__The task__. Needed from the entries below: every line that holds the word "Receiving".

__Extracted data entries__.
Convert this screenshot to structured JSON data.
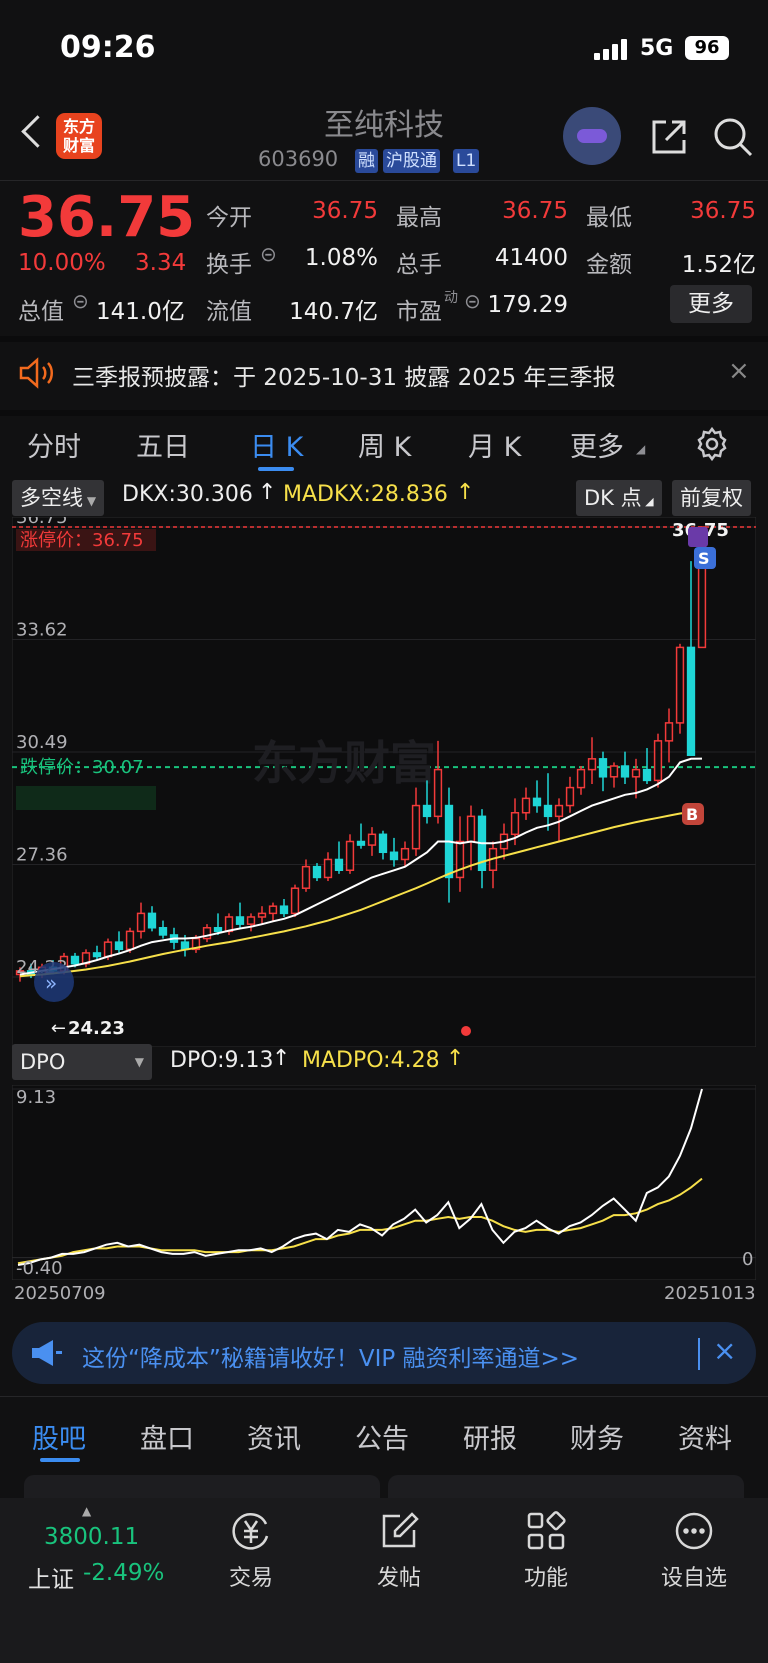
{
  "status": {
    "time": "09:26",
    "network": "5G",
    "battery": "96"
  },
  "header": {
    "logo_text": "东方财富",
    "stock_name": "至纯科技",
    "stock_code": "603690",
    "tags": [
      "融",
      "沪股通",
      "L1"
    ]
  },
  "quote": {
    "price": "36.75",
    "change_pct": "10.00%",
    "change": "3.34",
    "fields": [
      {
        "label": "今开",
        "value": "36.75",
        "color": "#f23a3a"
      },
      {
        "label": "最高",
        "value": "36.75",
        "color": "#f23a3a"
      },
      {
        "label": "最低",
        "value": "36.75",
        "color": "#f23a3a"
      },
      {
        "label": "换手",
        "value": "1.08%",
        "color": "#f2f2f2"
      },
      {
        "label": "总手",
        "value": "41400",
        "color": "#f2f2f2"
      },
      {
        "label": "金额",
        "value": "1.52亿",
        "color": "#f2f2f2"
      },
      {
        "label": "总值",
        "value": "141.0亿",
        "color": "#f2f2f2"
      },
      {
        "label": "流值",
        "value": "140.7亿",
        "color": "#f2f2f2"
      },
      {
        "label": "市盈",
        "value": "179.29",
        "color": "#f2f2f2"
      }
    ],
    "pe_superscript": "动",
    "more_label": "更多"
  },
  "notice": {
    "text": "三季报预披露：于 2025-10-31 披露 2025 年三季报",
    "close": "×"
  },
  "period_tabs": [
    "分时",
    "五日",
    "日 K",
    "周 K",
    "月 K",
    "更多"
  ],
  "indicator": {
    "selector": "多空线",
    "dkx": "DKX:30.306",
    "madkx": "MADKX:28.836",
    "dk_btn": "DK 点",
    "adjust_btn": "前复权"
  },
  "chart_data": {
    "type": "candlestick",
    "y_ticks": [
      "36.75",
      "33.62",
      "30.49",
      "27.36",
      "24.23"
    ],
    "ylim": [
      24.23,
      36.75
    ],
    "limit_up_label": "涨停价：36.75",
    "limit_down_label": "跌停价：30.07",
    "limit_up": 36.75,
    "limit_down": 30.07,
    "high_label": "36.75",
    "low_label": "24.23",
    "candles": [
      [
        24.3,
        24.5,
        24.1,
        24.4
      ],
      [
        24.4,
        24.6,
        24.2,
        24.3
      ],
      [
        24.3,
        24.6,
        24.2,
        24.5
      ],
      [
        24.5,
        24.7,
        24.3,
        24.4
      ],
      [
        24.4,
        24.9,
        24.3,
        24.8
      ],
      [
        24.8,
        24.9,
        24.5,
        24.6
      ],
      [
        24.6,
        25.0,
        24.5,
        24.9
      ],
      [
        24.9,
        25.1,
        24.7,
        24.8
      ],
      [
        24.8,
        25.3,
        24.7,
        25.2
      ],
      [
        25.2,
        25.5,
        24.9,
        25.0
      ],
      [
        25.0,
        25.6,
        24.9,
        25.5
      ],
      [
        25.5,
        26.3,
        25.3,
        26.0
      ],
      [
        26.0,
        26.2,
        25.5,
        25.6
      ],
      [
        25.6,
        25.8,
        25.3,
        25.4
      ],
      [
        25.4,
        25.6,
        25.0,
        25.2
      ],
      [
        25.2,
        25.4,
        24.8,
        25.0
      ],
      [
        25.0,
        25.4,
        24.9,
        25.3
      ],
      [
        25.3,
        25.7,
        25.2,
        25.6
      ],
      [
        25.6,
        26.0,
        25.4,
        25.5
      ],
      [
        25.5,
        26.0,
        25.4,
        25.9
      ],
      [
        25.9,
        26.3,
        25.6,
        25.7
      ],
      [
        25.7,
        26.0,
        25.5,
        25.9
      ],
      [
        25.9,
        26.2,
        25.7,
        26.0
      ],
      [
        26.0,
        26.3,
        25.8,
        26.2
      ],
      [
        26.2,
        26.4,
        25.9,
        26.0
      ],
      [
        26.0,
        26.8,
        25.9,
        26.7
      ],
      [
        26.7,
        27.5,
        26.6,
        27.3
      ],
      [
        27.3,
        27.4,
        26.9,
        27.0
      ],
      [
        27.0,
        27.7,
        26.9,
        27.5
      ],
      [
        27.5,
        28.0,
        27.1,
        27.2
      ],
      [
        27.2,
        28.2,
        27.1,
        28.0
      ],
      [
        28.0,
        28.5,
        27.8,
        27.9
      ],
      [
        27.9,
        28.4,
        27.6,
        28.2
      ],
      [
        28.2,
        28.3,
        27.5,
        27.7
      ],
      [
        27.7,
        28.1,
        27.3,
        27.5
      ],
      [
        27.5,
        28.0,
        27.3,
        27.8
      ],
      [
        27.8,
        29.5,
        27.6,
        29.0
      ],
      [
        29.0,
        29.7,
        28.5,
        28.7
      ],
      [
        28.7,
        30.8,
        28.5,
        30.0
      ],
      [
        29.0,
        29.5,
        26.3,
        27.0
      ],
      [
        27.0,
        28.7,
        26.6,
        28.0
      ],
      [
        28.0,
        29.0,
        27.2,
        28.7
      ],
      [
        28.7,
        28.9,
        26.7,
        27.2
      ],
      [
        27.2,
        28.0,
        26.7,
        27.8
      ],
      [
        27.8,
        28.5,
        27.5,
        28.2
      ],
      [
        28.2,
        29.2,
        27.9,
        28.8
      ],
      [
        28.8,
        29.5,
        28.6,
        29.2
      ],
      [
        29.2,
        29.7,
        28.8,
        29.0
      ],
      [
        29.0,
        29.9,
        28.3,
        28.7
      ],
      [
        28.7,
        29.2,
        28.0,
        29.0
      ],
      [
        29.0,
        29.8,
        28.8,
        29.5
      ],
      [
        29.5,
        30.1,
        29.3,
        30.0
      ],
      [
        30.0,
        30.9,
        29.6,
        30.3
      ],
      [
        30.3,
        30.5,
        29.4,
        29.8
      ],
      [
        29.8,
        30.2,
        29.5,
        30.1
      ],
      [
        30.1,
        30.5,
        29.6,
        29.8
      ],
      [
        29.8,
        30.3,
        29.2,
        30.0
      ],
      [
        30.0,
        30.6,
        29.6,
        29.7
      ],
      [
        29.7,
        31.0,
        29.5,
        30.8
      ],
      [
        30.8,
        31.7,
        30.2,
        31.3
      ],
      [
        31.3,
        33.5,
        31.0,
        33.4
      ],
      [
        33.4,
        35.8,
        30.8,
        30.4
      ],
      [
        33.4,
        36.75,
        33.4,
        36.75
      ]
    ],
    "dkx_line": [
      24.3,
      24.35,
      24.4,
      24.45,
      24.5,
      24.55,
      24.62,
      24.7,
      24.8,
      24.88,
      24.98,
      25.1,
      25.2,
      25.25,
      25.3,
      25.3,
      25.32,
      25.38,
      25.45,
      25.52,
      25.58,
      25.63,
      25.7,
      25.78,
      25.85,
      25.95,
      26.1,
      26.25,
      26.4,
      26.55,
      26.7,
      26.85,
      27.0,
      27.1,
      27.2,
      27.3,
      27.5,
      27.7,
      28.0,
      28.0,
      27.95,
      28.0,
      27.95,
      27.95,
      28.0,
      28.1,
      28.25,
      28.38,
      28.45,
      28.55,
      28.7,
      28.85,
      29.0,
      29.1,
      29.2,
      29.3,
      29.35,
      29.45,
      29.6,
      29.8,
      30.2,
      30.3,
      30.306
    ],
    "madkx_line": [
      24.25,
      24.28,
      24.3,
      24.33,
      24.36,
      24.4,
      24.44,
      24.49,
      24.54,
      24.6,
      24.66,
      24.73,
      24.8,
      24.87,
      24.93,
      24.99,
      25.04,
      25.1,
      25.15,
      25.2,
      25.26,
      25.32,
      25.38,
      25.44,
      25.5,
      25.57,
      25.64,
      25.72,
      25.8,
      25.9,
      26.0,
      26.1,
      26.22,
      26.34,
      26.46,
      26.58,
      26.7,
      26.83,
      26.97,
      27.1,
      27.22,
      27.33,
      27.43,
      27.52,
      27.6,
      27.68,
      27.76,
      27.84,
      27.92,
      28.0,
      28.08,
      28.16,
      28.24,
      28.32,
      28.4,
      28.47,
      28.54,
      28.6,
      28.66,
      28.72,
      28.78,
      28.81,
      28.836
    ],
    "dpo": {
      "label": "DPO",
      "dpo_text": "DPO:9.13",
      "madpo_text": "MADPO:4.28",
      "y_ticks": [
        "9.13",
        "-0.40"
      ],
      "zero_label": "0",
      "ylim": [
        -0.4,
        9.13
      ],
      "dpo_line": [
        -0.4,
        -0.3,
        -0.1,
        0.0,
        0.2,
        0.2,
        0.3,
        0.5,
        0.7,
        0.8,
        0.6,
        0.7,
        0.5,
        0.3,
        0.2,
        0.2,
        0.3,
        0.1,
        0.2,
        0.3,
        0.4,
        0.4,
        0.5,
        0.3,
        0.6,
        1.0,
        1.2,
        1.3,
        1.0,
        1.5,
        1.4,
        1.8,
        1.6,
        1.2,
        1.8,
        2.1,
        2.6,
        1.9,
        2.3,
        3.0,
        1.6,
        2.1,
        2.9,
        1.5,
        0.8,
        1.4,
        1.6,
        2.0,
        1.6,
        1.3,
        1.7,
        1.9,
        2.3,
        2.8,
        3.2,
        2.6,
        2.0,
        3.5,
        3.8,
        4.4,
        5.5,
        7.0,
        9.13
      ],
      "madpo_line": [
        -0.3,
        -0.2,
        -0.1,
        0.0,
        0.1,
        0.3,
        0.4,
        0.5,
        0.5,
        0.6,
        0.6,
        0.6,
        0.5,
        0.4,
        0.4,
        0.4,
        0.4,
        0.3,
        0.3,
        0.3,
        0.3,
        0.4,
        0.4,
        0.4,
        0.5,
        0.6,
        0.8,
        1.0,
        1.0,
        1.2,
        1.3,
        1.5,
        1.5,
        1.5,
        1.6,
        1.8,
        2.0,
        2.0,
        2.1,
        2.2,
        2.1,
        2.2,
        2.2,
        2.0,
        1.7,
        1.5,
        1.4,
        1.5,
        1.5,
        1.4,
        1.5,
        1.6,
        1.8,
        2.0,
        2.3,
        2.3,
        2.4,
        2.6,
        2.9,
        3.1,
        3.4,
        3.8,
        4.28
      ],
      "x_start": "20250709",
      "x_end": "20251013"
    }
  },
  "ad": {
    "text": "这份“降成本”秘籍请收好！VIP 融资利率通道>>",
    "close": "×"
  },
  "content_tabs": [
    "股吧",
    "盘口",
    "资讯",
    "公告",
    "研报",
    "财务",
    "资料"
  ],
  "bottom": {
    "index_value": "3800.11",
    "index_name": "上证",
    "index_pct": "-2.49%",
    "nav": [
      {
        "label": "交易",
        "icon": "yen-icon"
      },
      {
        "label": "发帖",
        "icon": "edit-icon"
      },
      {
        "label": "功能",
        "icon": "grid-icon"
      },
      {
        "label": "设自选",
        "icon": "more-icon"
      }
    ]
  },
  "colors": {
    "up": "#f23a3a",
    "down": "#1fd6d6",
    "dkx": "#ffffff",
    "madkx": "#f7e04a",
    "accent": "#3b8cf0"
  }
}
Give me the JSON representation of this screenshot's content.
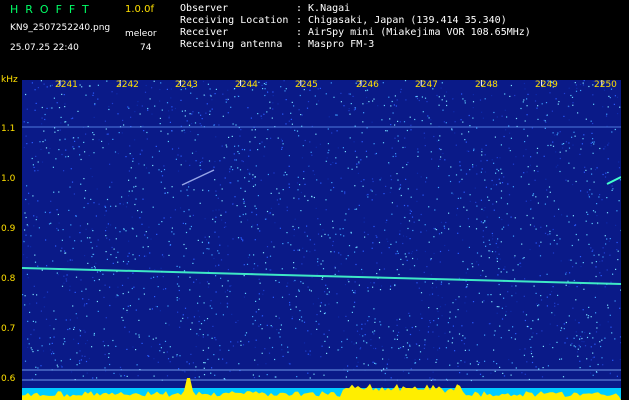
{
  "header": {
    "logo": "HROFFT",
    "version": "1.0.0f",
    "filename": "KN9_2507252240.png",
    "type_label": "meleor",
    "datetime": "25.07.25 22:40",
    "count": "74",
    "fields": [
      {
        "label": "Observer",
        "value": ": K.Nagai"
      },
      {
        "label": "Receiving Location",
        "value": ": Chigasaki, Japan (139.414 35.340)"
      },
      {
        "label": "Receiver",
        "value": ": AirSpy mini (Miakejima VOR 108.65MHz)"
      },
      {
        "label": "Receiving antenna",
        "value": ": Maspro FM-3"
      }
    ]
  },
  "plot": {
    "unit": "kHz",
    "y_ticks": [
      "1.1",
      "1.0",
      "0.9",
      "0.8",
      "0.7",
      "0.6"
    ],
    "x_ticks": [
      "2241",
      "2242",
      "2243",
      "2244",
      "2245",
      "2246",
      "2247",
      "2248",
      "2249",
      "2250"
    ],
    "colors": {
      "background": "#0a1a88",
      "axis_text": "#ffe000",
      "trace": "#44ffcc",
      "baseline": "#ffee00",
      "bottom_band": "#00ccff"
    }
  }
}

__Exercise result__.
        "label": "Receiving Location",
        "label": "Receiving antenna",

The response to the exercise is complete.